By Zara Hafeez
May 19, 2014
We were all 14-years-old once and we remember those days with fond memories. All of us remember our carefree attitude towards life where the biggest worry in the world would be the result of our math test. I, like most 14-year-olds, would wake up for school, get ready and would be shovelling breakfast down my throat while the driver waited in the driveway.
Take a moment to remember those memories.
Turn the same page to October 2012, but in the life of Malala Yousafzai. She was just a student on her way to school in the battle ridden valleys of the once pristine Swat. Terrorists stepped onto the bus, asked her to identify herself and then shot her with the intent of killing her. Everything else that followed is history.
Who amongst us would remain silent after surviving such a harrowing attack?
Would we all just resign our existence to the confines of our homes?
Now, let’s fast forward to 2014. A reputed and well-recognised advertising agency from India, Ogilvy and Mather, decides to use this incident in an advertisement. It portrays an effigy of the poor girl being shot, loosing blood, falling through time on a mattress, ‘bouncing back’ to life and receiving an award for her gallantry.
The world that we live in today is clearly a sad and sadistic one. There is no doubt that people are aggrieved about the fact that there were and are many similar or even more disturbing attacks on our youth that have gone unnoticed. Families of her fellow students are still stuck in the melodrama that was once their lives pre-attack. So why is all the attention, locally and internationally, being given to one Pakistani victim. This is a never ending debate between those who support and those who oppose Malala. The issue at hand with this advert, however, is much deeper and thought provoking.
These may well be some of the most trying times that the people of Pakistan have seen since its birth. Today, fighting terrorism has become a way of life for the people of this great nation. Every fragment of my being is furious and downright insulted by the brainchild behind this irresponsible, unethical and morally disdainful advert.

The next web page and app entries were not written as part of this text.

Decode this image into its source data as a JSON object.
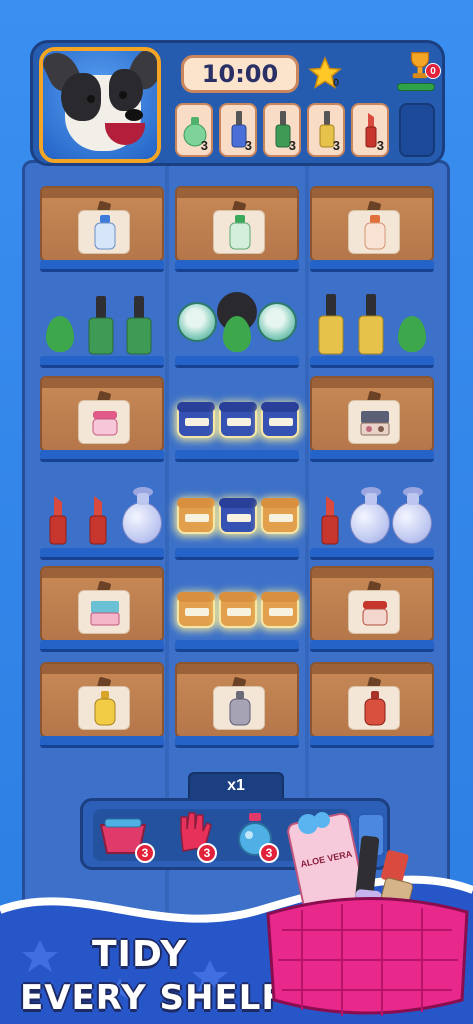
{
  "hud": {
    "timer": "10:00",
    "stars": "0",
    "trophy_count": "0",
    "goals": [
      {
        "item": "green-perfume",
        "count": "3",
        "color": "#5fbf7a"
      },
      {
        "item": "blue-nail-polish",
        "count": "3",
        "color": "#4a6fd8"
      },
      {
        "item": "green-nail-polish",
        "count": "3",
        "color": "#3f9a55"
      },
      {
        "item": "yellow-nail-polish",
        "count": "3",
        "color": "#e6c24a"
      },
      {
        "item": "red-lipstick",
        "count": "3",
        "color": "#d94b3e"
      }
    ]
  },
  "booster": {
    "multiplier": "x1",
    "items": [
      {
        "name": "shopping-basket",
        "count": "3"
      },
      {
        "name": "glove",
        "count": "3"
      },
      {
        "name": "magic-bottle",
        "count": "3"
      }
    ]
  },
  "promo": {
    "line1": "TIDY",
    "line2": "EVERY SHELF",
    "product_label": "ALOE VERA"
  },
  "colors": {
    "accent": "#f5a524",
    "background": "#2d7de0",
    "badge": "#e2213b"
  }
}
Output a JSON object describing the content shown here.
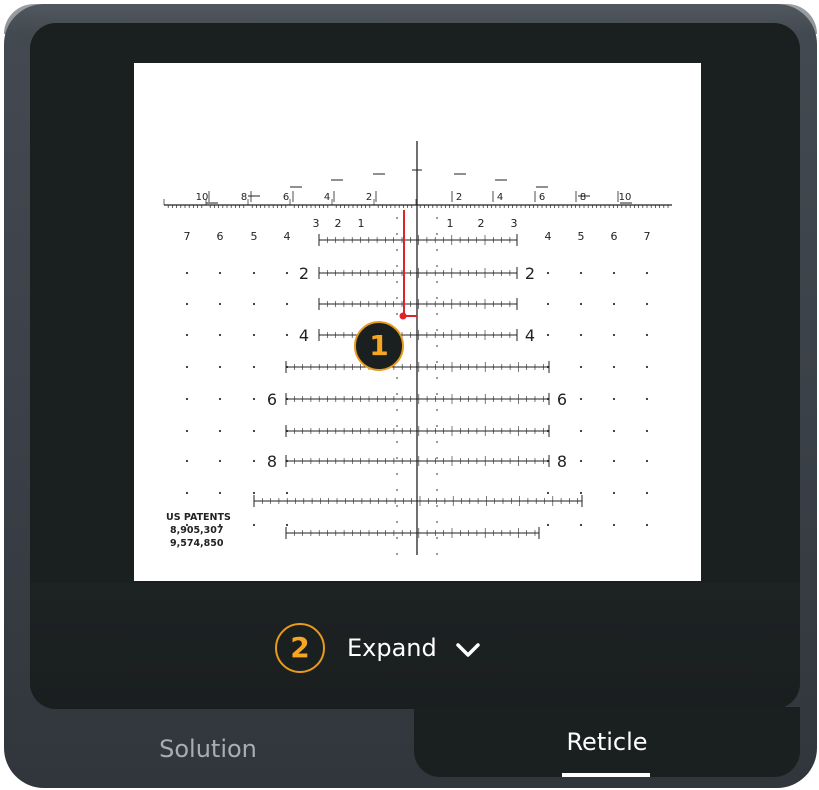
{
  "reticle": {
    "patent_title": "US PATENTS",
    "patent_1": "8,905,307",
    "patent_2": "9,574,850",
    "top_scale": [
      "10",
      "8",
      "6",
      "4",
      "2",
      "2",
      "4",
      "6",
      "8",
      "10"
    ],
    "second_scale_left": [
      "7",
      "6",
      "5",
      "4",
      "3",
      "2",
      "1"
    ],
    "second_scale_right": [
      "1",
      "2",
      "3",
      "4",
      "5",
      "6",
      "7"
    ],
    "row_labels": [
      "2",
      "4",
      "6",
      "8"
    ],
    "marker_color": "#e0232b",
    "badge_color": "#f5a623"
  },
  "callout_1": "1",
  "expand": {
    "badge": "2",
    "label": "Expand",
    "icon": "chevron-down-icon"
  },
  "tabs": {
    "solution": "Solution",
    "reticle": "Reticle",
    "active": "Reticle"
  }
}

I have to come to terms with the fact that an Indian advertising firm finds it ‘creative’ to advertise terrorism. I have to come to terms with the notion that it is acceptable to badger a little Pakistani girl who is internationally recognised for having advocated education for women. I have to realise that it is entertaining for these gurus in their tiny cubicles to show images of a girl being shot in the face. I have to understand that advertising has the right to choose, no matter what the content.
In today’s world of mass communication, let’s not forget how easy it is for people from all walks of life to access such demeaning adverts. Forget the people who are seeing this advertisement across the Atlantic or the ones on the 78th floor of some building in Manhattan, for a moment, picture yourself as kith and kin of this child. Her face will never be the same again; she has to live with a scar that is a constant reminder of that fateful day for the rest of her life. Let’s not forget that she is a child who probably likes playing monopoly or checkers, yet she has taken the responsibility upon herself to stand up against the atrocities in her region. She has represented this issue prevailing in Pakistan on numerous forums, not only at the United Nations but globally.

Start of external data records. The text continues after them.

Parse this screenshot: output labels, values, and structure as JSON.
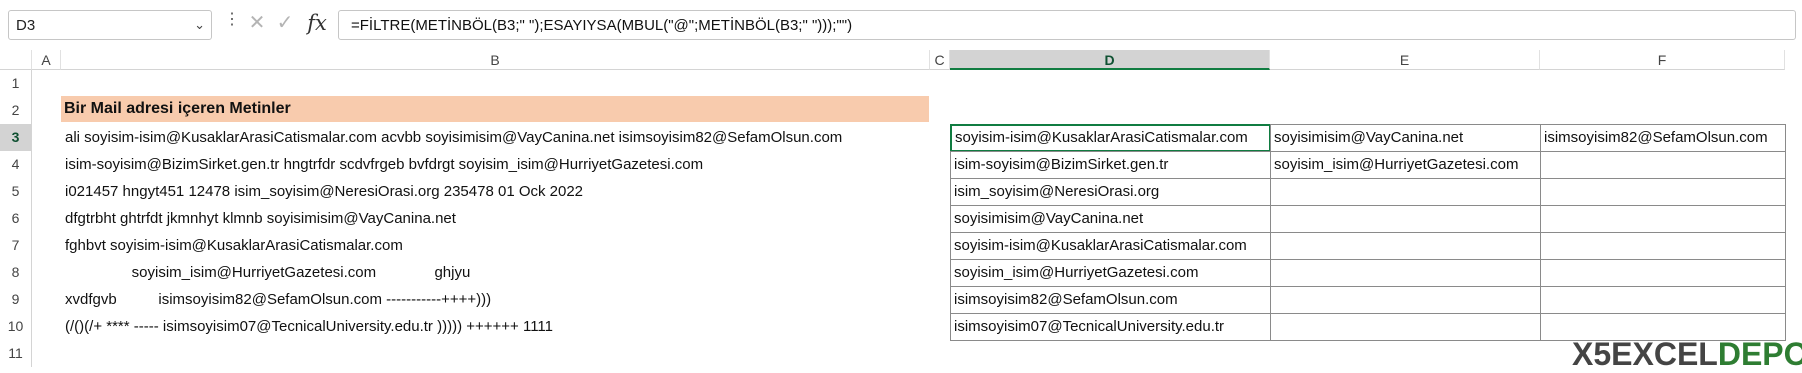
{
  "name_box": {
    "value": "D3"
  },
  "formula": {
    "fx_label": "fx",
    "text": "=FİLTRE(METİNBÖL(B3;\" \");ESAYIYSA(MBUL(\"@\";METİNBÖL(B3;\" \")));\"\")"
  },
  "columns": [
    "A",
    "B",
    "C",
    "D",
    "E",
    "F"
  ],
  "rows": [
    "1",
    "2",
    "3",
    "4",
    "5",
    "6",
    "7",
    "8",
    "9",
    "10",
    "11"
  ],
  "title": "Bir Mail adresi içeren Metinler",
  "b_texts": [
    "ali soyisim-isim@KusaklarArasiCatismalar.com acvbb soyisimisim@VayCanina.net isimsoyisim82@SefamOlsun.com",
    "isim-soyisim@BizimSirket.gen.tr hngtrfdr scdvfrgeb bvfdrgt soyisim_isim@HurriyetGazetesi.com",
    "i021457 hngyt451 12478 isim_soyisim@NeresiOrasi.org 235478 01 Ock 2022",
    "dfgtrbht ghtrfdt jkmnhyt klmnb soyisimisim@VayCanina.net",
    "fghbvt soyisim-isim@KusaklarArasiCatismalar.com",
    "                soyisim_isim@HurriyetGazetesi.com              ghjyu",
    "xvdfgvb          isimsoyisim82@SefamOlsun.com -----------++++)))",
    "(/()(/+ **** ----- isimsoyisim07@TecnicalUniversity.edu.tr ))))) ++++++ 1111"
  ],
  "results": [
    [
      "soyisim-isim@KusaklarArasiCatismalar.com",
      "soyisimisim@VayCanina.net",
      "isimsoyisim82@SefamOlsun.com"
    ],
    [
      "isim-soyisim@BizimSirket.gen.tr",
      "soyisim_isim@HurriyetGazetesi.com",
      ""
    ],
    [
      "isim_soyisim@NeresiOrasi.org",
      "",
      ""
    ],
    [
      "soyisimisim@VayCanina.net",
      "",
      ""
    ],
    [
      "soyisim-isim@KusaklarArasiCatismalar.com",
      "",
      ""
    ],
    [
      "soyisim_isim@HurriyetGazetesi.com",
      "",
      ""
    ],
    [
      "isimsoyisim82@SefamOlsun.com",
      "",
      ""
    ],
    [
      "isimsoyisim07@TecnicalUniversity.edu.tr",
      "",
      ""
    ]
  ],
  "logo": {
    "part1": "X5EXCEL",
    "part2": "DEPO"
  }
}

Malala is and shall always remain a Pakistani citizen. The advertisement is a direct attack on the dignity of a Pakistani child. Do we not see the ‘no-pun intended’ smirk?
Sarcasm cannot be limitless and without bounds, especially in the face of such a heinous crime. Terrorism is not welcome in any corner of this world, so how is it that a Pakistani citizen, and a child at that, can be disgraced internationally in such a mortifying fashion.
Greg Carton, Ogilvy’s press spokesman for Asia Pacific, may think that it is justified after issuing an apology but, in my opinion, that is only the icing on this distasteful cake. So tomorrow anyone can get up and make a mockery of a Pakistani citizen and a well-read spokesperson will be trained to look remorseful, hold a press conference and everything will be alright?
“We deeply regret this incident and want to personally apologise to Malala Yousafzai and her family. We are investigating how our standards were compromised in this case and will take whatever corrective action is necessary.”
Let’s not forget the motive behind this advertisement Mr Carton. ‘Kurl-On’, the Indian mattress company that paid your company for the ad, must be over the moon. Their sales must have sky rocketed, since we all know that advertising only exists to garner attention of the consumers. Why hasn’t there been any official statement from this mattress company? They found your tag-line, ‘Bounce Back’ appropriate and decided to go with it and yet they get to run scot-free?
I cannot fathom what the culprits of this monstrous assault must have thought when they saw the advert. Terrorism thrives on such cheap publicity and Mr Carton needs to understand that a simple apology is not the solution to this muddle made by his firm.
In entirety, it is a shame that such advertisements will continue to cross our eyes day in and day out. It is dishonourable to think so little about the tragedy that struck a fellow human being, let alone a 14-year-old girl.
We are progressing as a human race on so many levels, yet we stoop to such dismal ethical levels that we forget that children will always be children. All of them have dreams and all of them love laughter but we choose to teach them about sadness and make them doubt themselves in this world, all due to the dreadful, acerbic and unpleasant choices made by us adults.
Zara Hafeez is a writer by profession, a history buff, volunteer for humanitarian causes for The James Caan Foundation, UNICEF Promise for Children, among others and a tea-aholic.